*Exercise brief*.
In the entries below, how many lines contain "name"? Answer with the number and nothing else.

*Study material*.
- Opening Delimiter -
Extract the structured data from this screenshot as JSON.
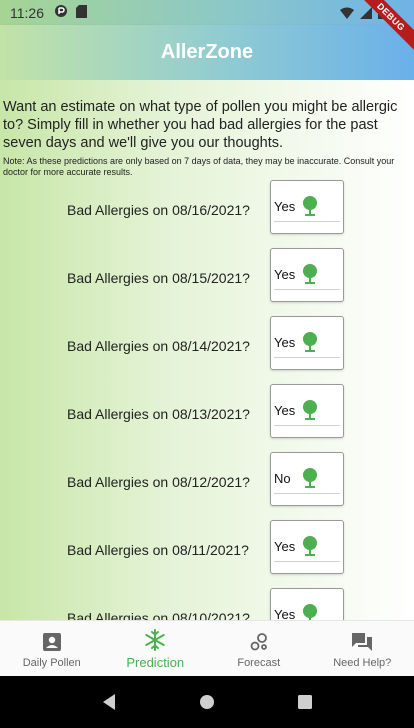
{
  "status_bar": {
    "time": "11:26",
    "debug_label": "DEBUG"
  },
  "app_bar": {
    "title": "AllerZone"
  },
  "intro_text": "Want an estimate on what type of pollen you might be allergic to? Simply fill in whether you had bad allergies for the past seven days and we'll give you our thoughts.",
  "note_text": "Note: As these predictions are only based on 7 days of data, they may be inaccurate. Consult your doctor for more accurate results.",
  "rows": [
    {
      "label": "Bad Allergies on 08/16/2021?",
      "value": "Yes"
    },
    {
      "label": "Bad Allergies on 08/15/2021?",
      "value": "Yes"
    },
    {
      "label": "Bad Allergies on 08/14/2021?",
      "value": "Yes"
    },
    {
      "label": "Bad Allergies on 08/13/2021?",
      "value": "Yes"
    },
    {
      "label": "Bad Allergies on 08/12/2021?",
      "value": "No"
    },
    {
      "label": "Bad Allergies on 08/11/2021?",
      "value": "Yes"
    },
    {
      "label": "Bad Allergies on 08/10/2021?",
      "value": "Yes"
    }
  ],
  "bottom_nav": [
    {
      "label": "Daily Pollen",
      "icon": "account-box-icon"
    },
    {
      "label": "Prediction",
      "icon": "snowflake-icon",
      "active": true
    },
    {
      "label": "Forecast",
      "icon": "bubbles-icon"
    },
    {
      "label": "Need Help?",
      "icon": "forum-icon"
    }
  ],
  "colors": {
    "accent": "#4caf50",
    "tree_icon": "#4caf50"
  }
}
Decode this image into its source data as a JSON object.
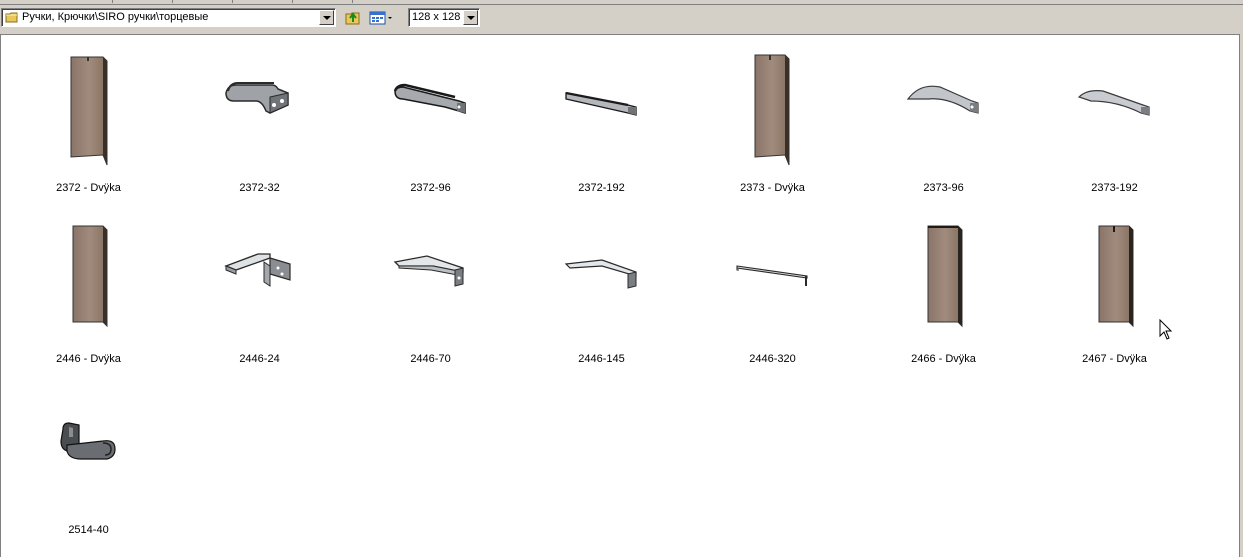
{
  "toolbar": {
    "path": "Ручки, Крючки\\SIRO ручки\\торцевые",
    "thumbnail_size": "128 x 128"
  },
  "items": [
    {
      "label": "2372 - Dvÿka",
      "icon": "door-panel-icon"
    },
    {
      "label": "2372-32",
      "icon": "handle-short-icon"
    },
    {
      "label": "2372-96",
      "icon": "handle-medium-icon"
    },
    {
      "label": "2372-192",
      "icon": "handle-long-icon"
    },
    {
      "label": "2373 - Dvÿka",
      "icon": "door-panel-icon"
    },
    {
      "label": "2373-96",
      "icon": "handle-curved-icon"
    },
    {
      "label": "2373-192",
      "icon": "handle-curved-long-icon"
    },
    {
      "label": "2446 - Dvÿka",
      "icon": "door-panel-icon"
    },
    {
      "label": "2446-24",
      "icon": "handle-bracket-icon"
    },
    {
      "label": "2446-70",
      "icon": "handle-flat-icon"
    },
    {
      "label": "2446-145",
      "icon": "handle-flat-long-icon"
    },
    {
      "label": "2446-320",
      "icon": "handle-rail-icon"
    },
    {
      "label": "2466 - Dvÿka",
      "icon": "door-panel-icon"
    },
    {
      "label": "2467 - Dvÿka",
      "icon": "door-panel-icon"
    },
    {
      "label": "2514-40",
      "icon": "hook-handle-icon"
    }
  ]
}
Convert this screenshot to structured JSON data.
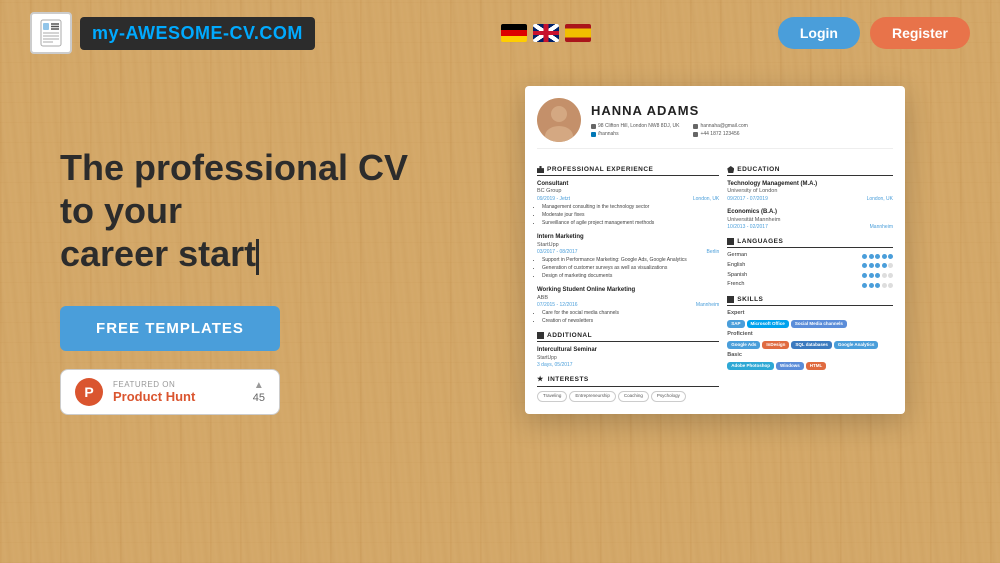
{
  "site": {
    "logo_text": "my-AWESOME-CV.",
    "logo_accent": "COM"
  },
  "nav": {
    "login_label": "Login",
    "register_label": "Register"
  },
  "hero": {
    "headline_line1": "The professional CV to your",
    "headline_line2": "career start",
    "templates_button": "FREE TEMPLATES"
  },
  "product_hunt": {
    "featured_label": "FEATURED ON",
    "name": "Product Hunt",
    "upvote_count": "45"
  },
  "cv": {
    "name": "HANNA ADAMS",
    "address": "98 Clifton Hill, London NW8 8DJ, UK",
    "linkedin": "/hannahs",
    "email": "hannaha@gmail.com",
    "phone": "+44 1872 123456",
    "sections": {
      "experience_title": "PROFESSIONAL EXPERIENCE",
      "education_title": "EDUCATION",
      "languages_title": "LANGUAGES",
      "skills_title": "SKILLS",
      "additional_title": "ADDITIONAL",
      "interests_title": "INTERESTS"
    },
    "jobs": [
      {
        "title": "Consultant",
        "company": "BC Group",
        "dates": "09/2019 - Jetzt",
        "location": "London, UK",
        "bullets": [
          "Management consulting in the technology sector",
          "Moderate jour fixes",
          "Surveillance of agile project management methods"
        ]
      },
      {
        "title": "Intern Marketing",
        "company": "StartUpp",
        "dates": "03/2017 - 08/2017",
        "location": "Berlin",
        "bullets": [
          "Support in Performance Marketing: Google Ads, Google Analytics",
          "Generation of customer surveys as well as visualizations",
          "Design of marketing documents"
        ]
      },
      {
        "title": "Working Student Online Marketing",
        "company": "ABB",
        "dates": "07/2015 - 12/2016",
        "location": "Mannheim",
        "bullets": [
          "Care for the social media channels",
          "Creation of newsletters"
        ]
      }
    ],
    "education": [
      {
        "degree": "Technology Management (M.A.)",
        "school": "University of London",
        "dates": "09/2017 - 07/2019",
        "location": "London, UK"
      },
      {
        "degree": "Economics (B.A.)",
        "school": "Universität Mannheim",
        "dates": "10/2013 - 02/2017",
        "location": "Mannheim"
      }
    ],
    "languages": [
      {
        "name": "German",
        "filled": 5,
        "empty": 0
      },
      {
        "name": "English",
        "filled": 4,
        "empty": 1
      },
      {
        "name": "Spanish",
        "filled": 3,
        "empty": 2
      },
      {
        "name": "French",
        "filled": 3,
        "empty": 2
      }
    ],
    "skills": {
      "expert": [
        "SAP",
        "Microsoft Office",
        "Social Media channels"
      ],
      "proficient": [
        "Google Ads",
        "InDesign",
        "SQL databases",
        "Google Analytics"
      ],
      "basic": [
        "Adobe Photoshop",
        "Windows",
        "HTML"
      ]
    },
    "additional": [
      {
        "title": "Intercultural Seminar",
        "org": "StartUpp",
        "date": "3 days, 05/2017"
      }
    ],
    "interests": [
      "Traveling",
      "Entrepreneurship",
      "Coaching",
      "Psychology"
    ]
  }
}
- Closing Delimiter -
*Exercise solution*.
6